Why the U.S. Is Still Richer Than Every Other Large Country
Each year, the United States produces more per person than most other advanced economies. In 2015 real GDP per capita was $56,000 in the United States. The real GDP per capita in that same year was only $47,000 in Germany, $41,000 in France and the United Kingdom, and just $36,000 in Italy, adjusting for purchasing power.
In short, the U.S. remains richer than its peers. But why?
I can think of 10 features that distinguish America from other industrial economies, which I outline in a recent essay for the National Bureau of Economic Research, from which this article is adapted.
An entrepreneurial culture. Individuals in the U.S. demonstrate a desire to start businesses and grow them, as well as a willingness to take risks. There is less penalty in U.S. culture for failing and starting again. Even students who have gone to college or a business school show this entrepreneurial desire, and it is self-reinforcing: Silicon Valley successes like Facebook inspire further entrepreneurship.
A financial system that supports entrepreneurship. The U.S. has a more developed system of equity finance than the countries of Europe, including angel investors willing to finance startups and a very active venture capital market that helps finance the growth of those firms. We also have a decentralized banking system, including more than 7,000 small banks, that provides loans to entrepreneurs.
World-class research universities. U.S. universities produce much of the basic research that drives high-tech entrepreneurship. Faculty members and doctoral graduates often spend time with nearby startups, and the culture of both the universities and the businesses encourage this overlap. Top research universities attract talented students from around the world, many of whom end up remaining in the United States.
Labor markets that generally link workers and jobs unimpeded by large trade unions, state-owned enterprises, or excessively restrictive labor regulations. Less than 7% of the private sector U.S. labor force is unionized, and there are virtually no state-owned enterprises. While the U.S. does regulate working conditions and hiring, the rules are much less onerous than in Europe. As a result, workers have a better chance of finding the right job, firms find it easier to innovate, and new firms find it easier to get started.
A growing population, including from immigration. America’s growing population means a younger and therefore more flexible and trainable workforce.
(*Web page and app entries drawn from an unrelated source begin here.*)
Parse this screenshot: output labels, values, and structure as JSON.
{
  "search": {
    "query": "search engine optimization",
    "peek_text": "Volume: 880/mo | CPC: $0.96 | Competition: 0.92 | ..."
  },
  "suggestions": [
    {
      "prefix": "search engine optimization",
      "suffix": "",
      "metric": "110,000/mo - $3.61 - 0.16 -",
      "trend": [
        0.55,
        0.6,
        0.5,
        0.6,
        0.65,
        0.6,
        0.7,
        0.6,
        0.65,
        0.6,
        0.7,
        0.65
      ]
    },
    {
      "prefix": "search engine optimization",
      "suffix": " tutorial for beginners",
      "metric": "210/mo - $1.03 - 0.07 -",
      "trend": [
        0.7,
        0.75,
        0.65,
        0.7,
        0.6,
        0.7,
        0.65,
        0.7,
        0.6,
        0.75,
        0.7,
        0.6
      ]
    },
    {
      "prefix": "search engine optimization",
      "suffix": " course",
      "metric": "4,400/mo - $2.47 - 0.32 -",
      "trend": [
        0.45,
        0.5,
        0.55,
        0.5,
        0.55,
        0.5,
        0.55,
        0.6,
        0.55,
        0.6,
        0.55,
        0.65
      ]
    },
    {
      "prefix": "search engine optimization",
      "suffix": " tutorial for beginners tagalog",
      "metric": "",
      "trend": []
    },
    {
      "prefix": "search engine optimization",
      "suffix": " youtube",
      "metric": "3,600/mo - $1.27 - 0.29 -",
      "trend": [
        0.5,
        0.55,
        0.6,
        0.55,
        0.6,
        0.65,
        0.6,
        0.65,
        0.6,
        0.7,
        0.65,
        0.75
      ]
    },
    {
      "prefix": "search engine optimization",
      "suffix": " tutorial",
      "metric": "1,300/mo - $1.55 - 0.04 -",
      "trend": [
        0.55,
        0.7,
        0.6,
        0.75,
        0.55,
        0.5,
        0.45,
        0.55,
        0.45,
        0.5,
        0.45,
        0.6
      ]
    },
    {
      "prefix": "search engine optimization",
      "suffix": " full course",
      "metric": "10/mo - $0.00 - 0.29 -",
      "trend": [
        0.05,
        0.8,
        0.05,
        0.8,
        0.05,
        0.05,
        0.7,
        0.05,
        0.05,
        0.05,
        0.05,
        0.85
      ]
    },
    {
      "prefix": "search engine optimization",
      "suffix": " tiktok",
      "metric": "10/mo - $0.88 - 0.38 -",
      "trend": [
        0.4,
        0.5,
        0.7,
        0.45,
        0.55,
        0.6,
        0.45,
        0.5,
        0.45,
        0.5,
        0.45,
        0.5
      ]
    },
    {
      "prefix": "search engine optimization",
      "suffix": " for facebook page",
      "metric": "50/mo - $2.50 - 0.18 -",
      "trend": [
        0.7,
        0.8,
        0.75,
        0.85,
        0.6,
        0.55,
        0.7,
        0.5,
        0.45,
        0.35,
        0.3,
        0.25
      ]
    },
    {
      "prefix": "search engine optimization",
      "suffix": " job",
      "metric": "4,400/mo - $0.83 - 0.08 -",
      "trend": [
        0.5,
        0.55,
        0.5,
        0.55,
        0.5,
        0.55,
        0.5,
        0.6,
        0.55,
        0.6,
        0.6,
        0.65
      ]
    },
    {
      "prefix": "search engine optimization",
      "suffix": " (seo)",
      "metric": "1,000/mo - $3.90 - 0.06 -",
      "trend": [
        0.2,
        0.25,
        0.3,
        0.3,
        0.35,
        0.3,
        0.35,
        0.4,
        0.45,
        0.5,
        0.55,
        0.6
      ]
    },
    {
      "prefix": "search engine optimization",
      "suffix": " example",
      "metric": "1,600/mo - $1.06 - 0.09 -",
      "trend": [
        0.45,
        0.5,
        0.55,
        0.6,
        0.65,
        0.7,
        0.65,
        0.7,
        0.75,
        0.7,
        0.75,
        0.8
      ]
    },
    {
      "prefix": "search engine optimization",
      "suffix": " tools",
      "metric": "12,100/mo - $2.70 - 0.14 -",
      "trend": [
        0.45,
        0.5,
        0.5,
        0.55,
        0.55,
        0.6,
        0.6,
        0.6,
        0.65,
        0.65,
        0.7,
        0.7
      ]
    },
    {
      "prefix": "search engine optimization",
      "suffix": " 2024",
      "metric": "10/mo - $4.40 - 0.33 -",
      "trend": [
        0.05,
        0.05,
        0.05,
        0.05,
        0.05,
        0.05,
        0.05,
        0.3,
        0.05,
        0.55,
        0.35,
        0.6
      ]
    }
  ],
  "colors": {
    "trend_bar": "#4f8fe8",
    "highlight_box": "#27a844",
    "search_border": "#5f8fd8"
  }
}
Although there are restrictions on immigration to the United States, there are also special rules that provide access to the U.S. economy and a path for citizenship (green cards), based on individual talent and industrial sponsorship. A separate “green card lottery” provides a way for eager people to come to the United States. The country’s ability to attract immigrants has been an important reason for its prosperity.
A culture (and a tax system) that encourages hard work and long hours. The average employee in the United States works 1,800 hours per year, substantially more than the 1,500 hours worked in France and the 1,400 hours worked in Germany (though not as much as the 2,200+ in Hong Kong, Singapore, and South Korea). In general, working longer means producing more, which means higher real incomes.
A supply of energy that makes North America energy independent. Natural gas fracking in particular has provided U.S. businesses with plentiful and relatively inexpensive energy.
A favorable regulatory environment. Although U.S. regulations are far from perfect, they are less burdensome on businesses than the regulations imposed by European countries and the European Union.
A smaller size of government than in other industrial countries. According to the OECD, outlays of the U.S. government at the federal, state, and local levels totaled 38% of GDP, while the corresponding figure was 44% in Germany, 51% in Italy, and 57% in France. The higher level of government spending in other countries implies not only a higher share of income taken in taxes but also higher transfer payments that reduce incentives to work. It’s no surprise that Americans work a lot; they have extra incentive to do so.
A decentralized political system in which states compete. Competition among states encourages entrepreneurship and work, and states compete for businesses and for individual residents with their legal rules and tax regimes. Some states have no income taxes and have labor laws that limit unionization. States provide high-quality universities with low tuition for in-state students. They compete in their legal liability rules, too. The legal systems attract both new entrepreneurs and large corporations. The United States is perhaps unique among high-income nations in its degree of political decentralization.
Will America maintain these advantages? In his 1942 book, Socialism, Capitalism, and Democracy, Joseph Schumpeter warned that capitalism would decline and fail because the political and intellectual environment needed for capitalism to flourish would be undermined by the success of capitalism and by the critique of intellectuals. He argued that popularly elected social democratic parties would create a welfare state that would restrict entrepreneurship.
Although Schumpeter’s book was published more than 20 years after he had moved from Europe to the United States, his warning seems more appropriate to Europe today than to the United States. The welfare state has grown in the United States, but much less than it has grown in Europe. And the intellectual climate in the United States is much more supportive of capitalism.
If Schumpeter were with us today, he might point to the growth of the social democratic parties in Europe and the resulting expansion of the welfare state as reasons why the industrial countries of Europe have not enjoyed the same robust economic growth that has prevailed in the United States.